GUBAIDULINA, S.: Glorious Percussion / In Tempus Praesens (Gluzman, Glorious Percussion, Lucerne Symphony, Nott)
Sofia Gubaidulina, the 80-year old Russian/Tatar composer, is one of the most respected of living composers. She has composed in a variety of genres, but her concertos have gained a wide following and for good reason. As witnessed by the concertos on this CD, they are indeed remarkable and glorious works. - MusicWeb International
HILLBORG, A.: 11 Gates / Dreaming River / King Tide / Exquisite Corpse (Royal Stockholm Philharmonic, Salonen, Oramo, Gilbert)
The present collection showcases Hillborg’s typically multifaceted and wickedly good-natured humour… Dreaming River (1998) is different…its starting point the shawm-like sound of the Chinese oboe, the suona (Hillborg deploys two). The Royal Stockholm Philharmonic Orchestra is on splendid form throughout, led by conductors who have championed these works at home and abroad. BIS’s SACD sound is typically spectacular, making this release very strongly recommended. -© 2012 Gramophone
BRUMEL, A.: Missa pro defunctis / CRECQUILLON, T.: Lamentationes Jeremiae (endBeginning) (New York Polyphony)
The pacing is smooth, deliberate, with just enough air between musical statements and acoustical reverberation in the recording to allow each piece to sit, almost motionless, like clouds of incense caught in rays of sunlight. - MusicalToronto.org
TAKANO, M.: LigAlien (Takano)
Gyorgy Ligeti became a mentor to Japanese composer Mari Takano during her studies in Germany, and it is Ligeti who is also a near-constant presence throughout this program of works composed between 2003 and 2009. The four duos and trios that share the title LigAlien are all in various ways the results of an idea which occurred to Takano in 2002 -- what would it be like to implant 'alien' DNA (i.e. her own) into one of Ligeti's works?
AHO, K.: Chamber Symphonies Nos. 1-3 (Kelly, Tapiola Sinfonietta, Asbury, Kantorow)

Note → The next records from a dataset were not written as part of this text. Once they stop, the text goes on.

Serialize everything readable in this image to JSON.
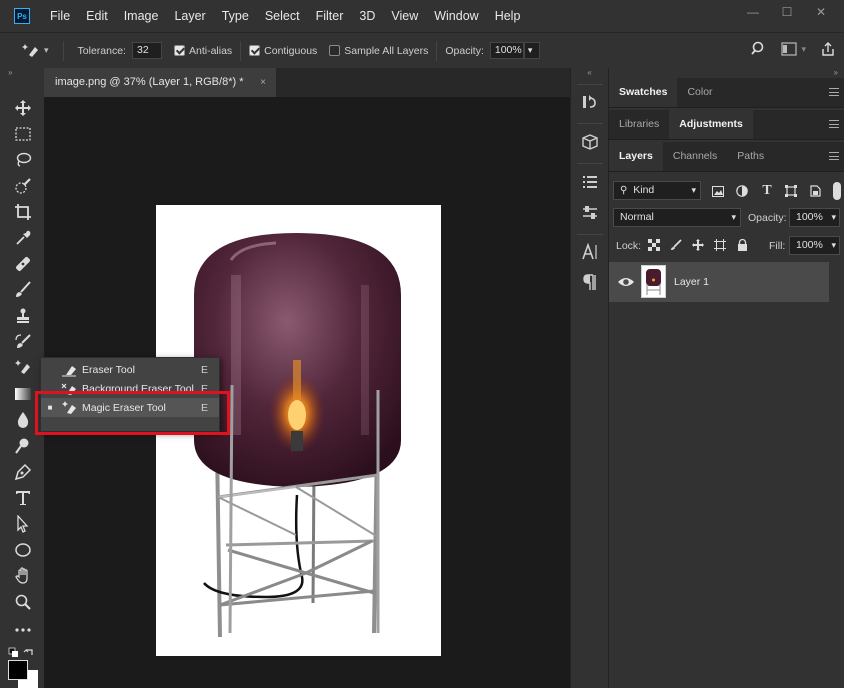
{
  "app": {
    "logo_text": "Ps"
  },
  "menu": [
    "File",
    "Edit",
    "Image",
    "Layer",
    "Type",
    "Select",
    "Filter",
    "3D",
    "View",
    "Window",
    "Help"
  ],
  "window_controls": {
    "minimize": "—",
    "maximize": "☐",
    "close": "✕"
  },
  "options": {
    "tolerance_label": "Tolerance:",
    "tolerance_value": "32",
    "anti_alias_label": "Anti-alias",
    "anti_alias_checked": true,
    "contiguous_label": "Contiguous",
    "contiguous_checked": true,
    "sample_all_label": "Sample All Layers",
    "sample_all_checked": false,
    "opacity_label": "Opacity:",
    "opacity_value": "100%"
  },
  "document_tab": {
    "title": "image.png @ 37% (Layer 1, RGB/8*) *",
    "close": "×"
  },
  "flyout": {
    "items": [
      {
        "label": "Eraser Tool",
        "shortcut": "E",
        "selected": false,
        "icon": "eraser-icon"
      },
      {
        "label": "Background Eraser Tool",
        "shortcut": "E",
        "selected": false,
        "icon": "background-eraser-icon"
      },
      {
        "label": "Magic Eraser Tool",
        "shortcut": "E",
        "selected": true,
        "icon": "magic-eraser-icon"
      }
    ]
  },
  "panels": {
    "group1_tabs": [
      "Swatches",
      "Color"
    ],
    "group2_tabs": [
      "Libraries",
      "Adjustments"
    ],
    "group3_tabs": [
      "Layers",
      "Channels",
      "Paths"
    ],
    "filter_kind": "Kind",
    "blend_mode": "Normal",
    "opacity_label": "Opacity:",
    "opacity_value": "100%",
    "lock_label": "Lock:",
    "fill_label": "Fill:",
    "fill_value": "100%",
    "layers": [
      {
        "name": "Layer 1",
        "visible": true
      }
    ]
  },
  "colors": {
    "accent_red": "#e0121e",
    "ps_blue": "#3fa9f5",
    "panel_bg": "#323232",
    "canvas_bg": "#1b1b1b"
  }
}
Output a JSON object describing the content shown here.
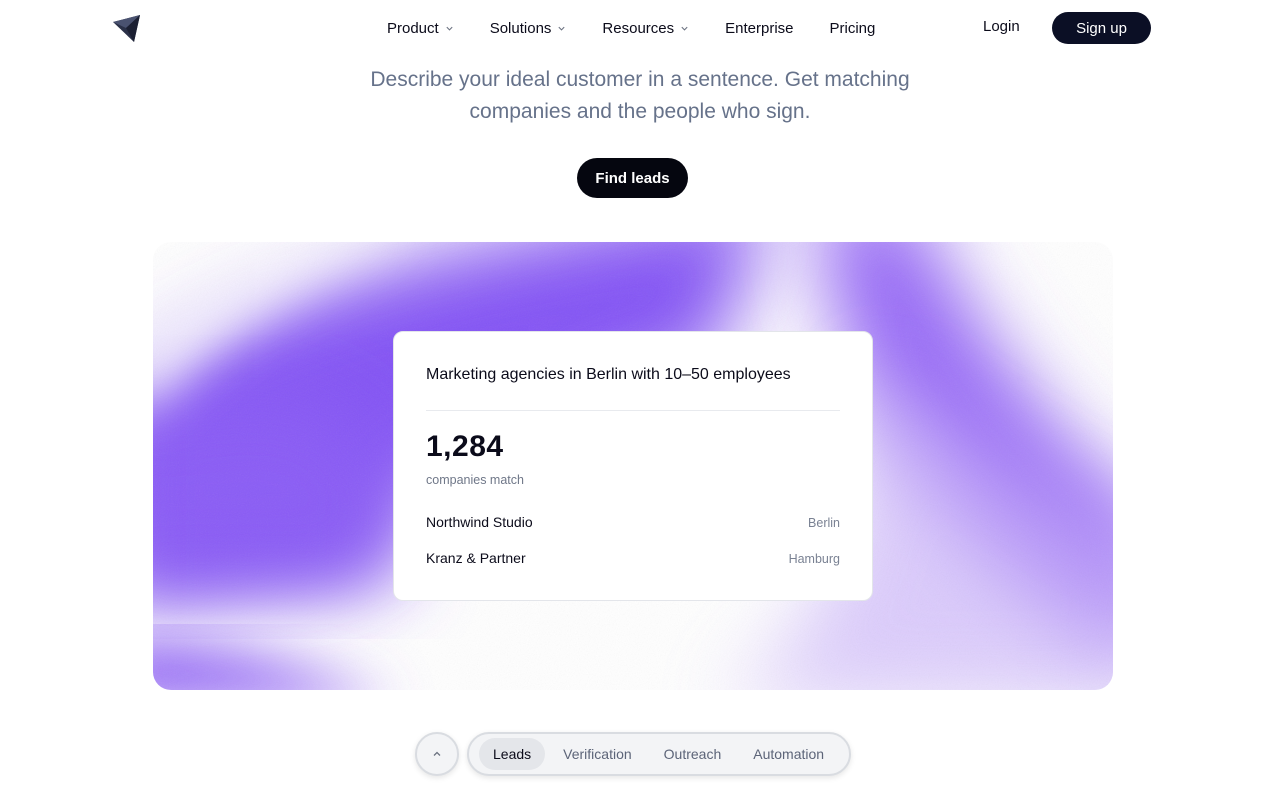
{
  "header": {
    "logo_icon": "paper-plane-arrow-icon",
    "nav": [
      {
        "label": "Product",
        "has_dropdown": true
      },
      {
        "label": "Solutions",
        "has_dropdown": true
      },
      {
        "label": "Resources",
        "has_dropdown": true
      },
      {
        "label": "Enterprise",
        "has_dropdown": false
      },
      {
        "label": "Pricing",
        "has_dropdown": false
      }
    ],
    "login_label": "Login",
    "signup_label": "Sign up"
  },
  "hero": {
    "subtitle": "Describe your ideal customer in a sentence. Get matching companies and the people who sign.",
    "cta_label": "Find leads"
  },
  "demo_card": {
    "query": "Marketing agencies in Berlin with 10–50 employees",
    "count": "1,284",
    "count_label": "companies match",
    "results": [
      {
        "name": "Northwind Studio",
        "city": "Berlin"
      },
      {
        "name": "Kranz & Partner",
        "city": "Hamburg"
      }
    ]
  },
  "tabbar": {
    "scroll_top_icon": "chevron-up-icon",
    "tabs": [
      {
        "label": "Leads",
        "active": true
      },
      {
        "label": "Verification",
        "active": false
      },
      {
        "label": "Outreach",
        "active": false
      },
      {
        "label": "Automation",
        "active": false
      }
    ]
  },
  "colors": {
    "accent_purple": "#8b5cf6",
    "button_dark": "#0b0f25",
    "subtitle_gray": "#66728a"
  }
}
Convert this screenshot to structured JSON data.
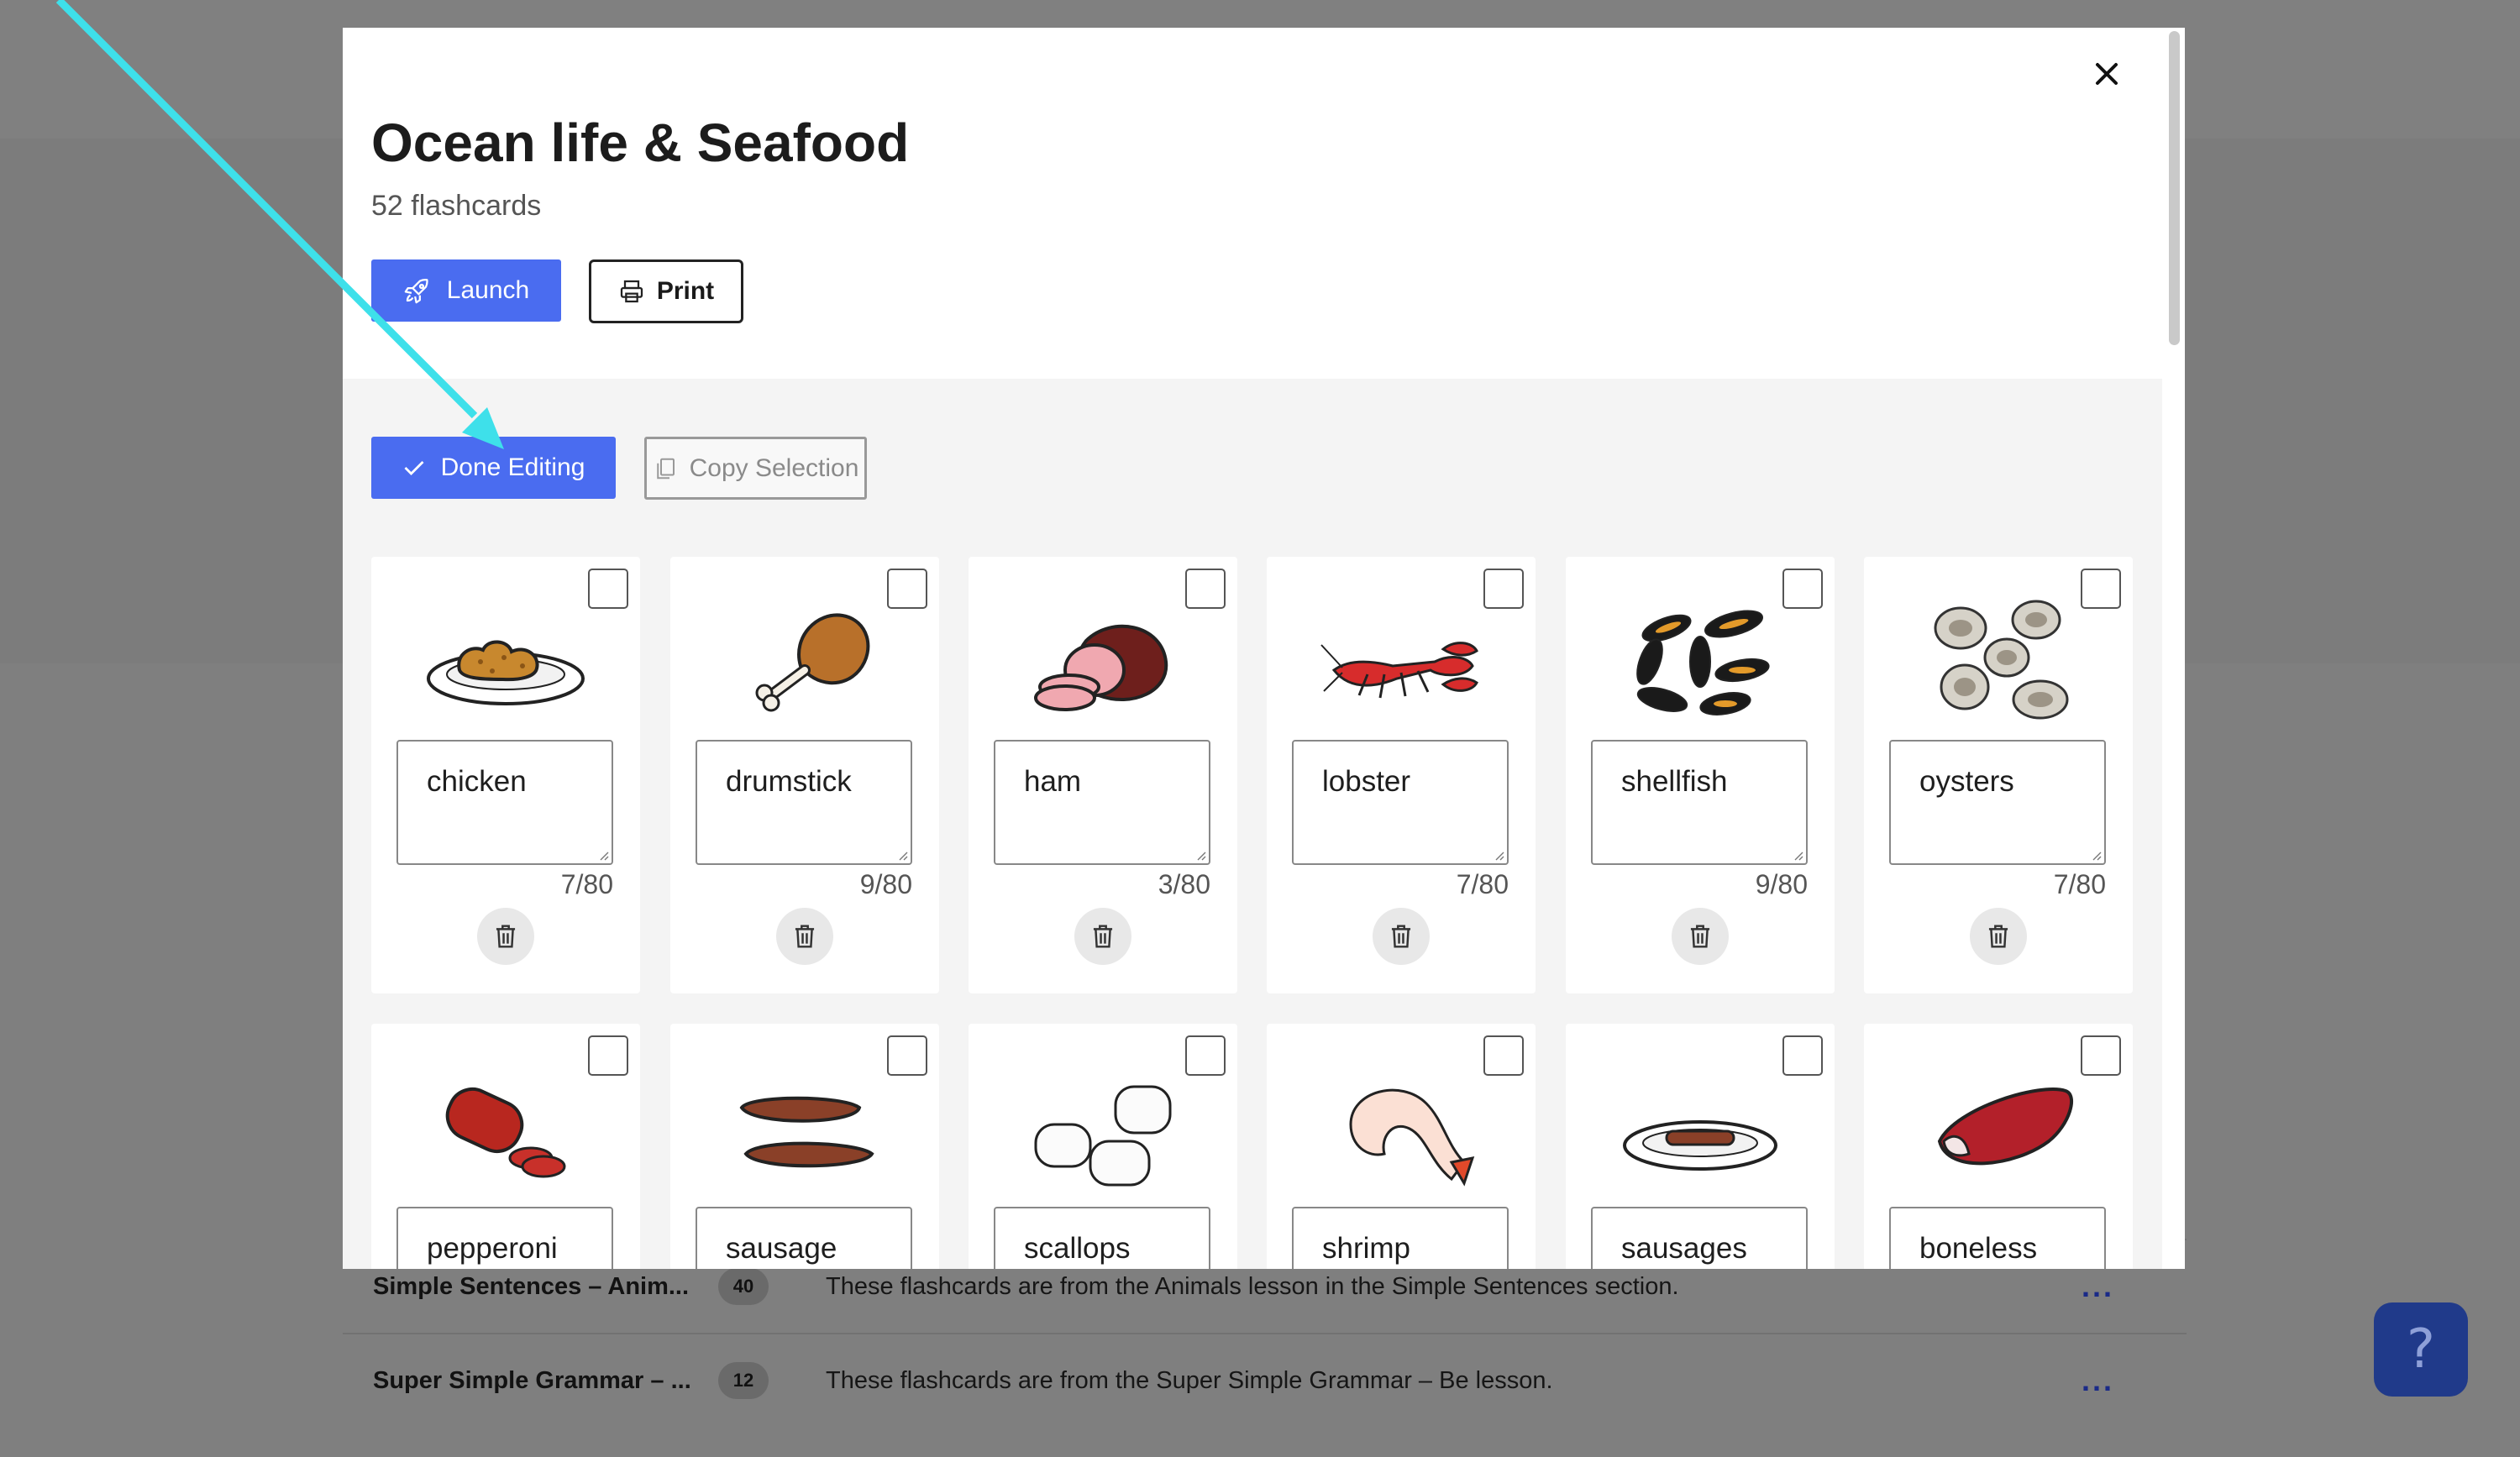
{
  "background": {
    "rows": [
      {
        "title": "Simple Sentences – Anim...",
        "count": "40",
        "description": "These flashcards are from the Animals lesson in the Simple Sentences section.",
        "menu": "..."
      },
      {
        "title": "Super Simple Grammar – ...",
        "count": "12",
        "description": "These flashcards are from the Super Simple Grammar – Be lesson.",
        "menu": "..."
      }
    ],
    "help_label": "?"
  },
  "modal": {
    "title": "Ocean life & Seafood",
    "subtitle": "52 flashcards",
    "launch_label": "Launch",
    "print_label": "Print",
    "done_label": "Done Editing",
    "copy_label": "Copy Selection",
    "cards_row1": [
      {
        "word": "chicken",
        "count": "7/80",
        "icon": "fried-chicken-plate"
      },
      {
        "word": "drumstick",
        "count": "9/80",
        "icon": "drumstick"
      },
      {
        "word": "ham",
        "count": "3/80",
        "icon": "ham"
      },
      {
        "word": "lobster",
        "count": "7/80",
        "icon": "lobster"
      },
      {
        "word": "shellfish",
        "count": "9/80",
        "icon": "mussels"
      },
      {
        "word": "oysters",
        "count": "7/80",
        "icon": "oysters"
      }
    ],
    "cards_row2": [
      {
        "word": "pepperoni",
        "icon": "pepperoni"
      },
      {
        "word": "sausage",
        "icon": "sausage"
      },
      {
        "word": "scallops",
        "icon": "scallops"
      },
      {
        "word": "shrimp",
        "icon": "shrimp"
      },
      {
        "word": "sausages",
        "icon": "sausages-plate"
      },
      {
        "word": "boneless",
        "icon": "boneless-meat"
      }
    ]
  },
  "colors": {
    "primary": "#4a6cf0",
    "annotation_arrow": "#3ee0ea"
  }
}
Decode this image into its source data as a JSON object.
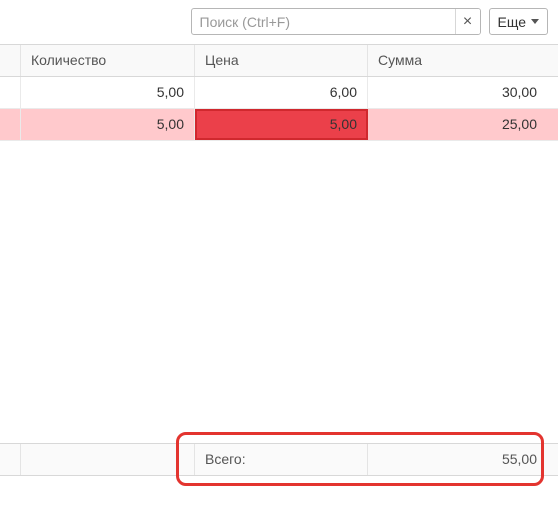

Finnish composer Kalevi Aho is famously lavish as an orchestrator, and often invites rare guests such as the heckelphone into his orchestra. But the scores of Aho’s three chamber symphonies are much more economic in scale, of more modest durations and bear eloquent proof of the composer’s aim of exploiting the full the expressive capabilities of a string orchestra.